By itself it doesn't do much. Although with most browsers, starting a new paragraph does have the effect of skipping a line.

 <BODY> <P>Something Classical</P> <P>The Cleisthenic redistribution of the Attic Tribes</P> 
</BODY> 


Something Classical

The Cleisthenic redistribution of the Attic Tribes

This <P> tag is good for aligning text:.

 <BODY> 
<P ALIGN="left">Something Classical</P> <P ALIGN="center">Aristophanes' Humour</P> <P ALIGN="right">The Wasps</P> <P ALIGN="left"> Something 
Classical<BR>Something Classical<BR>Aristophanes' Humour</P> <P 
ALIGN="center"> Something Classical<BR>Aristophanes' Humour<BR>The wasps</P> <P ALIGN="right"> 
Something Classical<BR>Aristophanes' Humour <BR>The Wasps</P> 
</BODY> 


Something Classical

Aristophanes' Humour

The Wasps

Something Classical
Aristophanes' Humour
The Wasps
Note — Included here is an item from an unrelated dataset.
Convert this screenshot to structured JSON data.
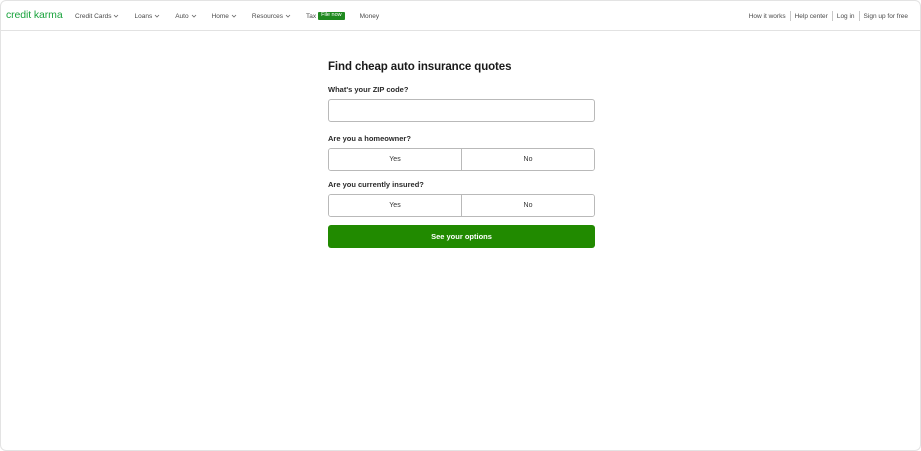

Something Classical
Aristophanes' Humpor
The Wasps

SomethingClassical
Aristophanes' Humour
The Wasps

Something about the <P> tag... although in the examples above I used a closing tag (</P>), it is not entirely necessary. Nearly all browsers will assume that when a new <P>aragraph has begun, the old one must have ended. So...

 <P>Some stuff <P>More stuff 

is the same as...

 <P>Some stuff</P> <P>More 
stuff</P> 

And one more thing before we move on, earlier we were talking about centering things. There's another way to center something: It's pretty self-explanatory. You can center one word or your whole page. Everything betwen the <CENTER> tags gets centered.

 <BODY> <CENTER>Something 
Classical</CENTER> </BODY> 


Something Classical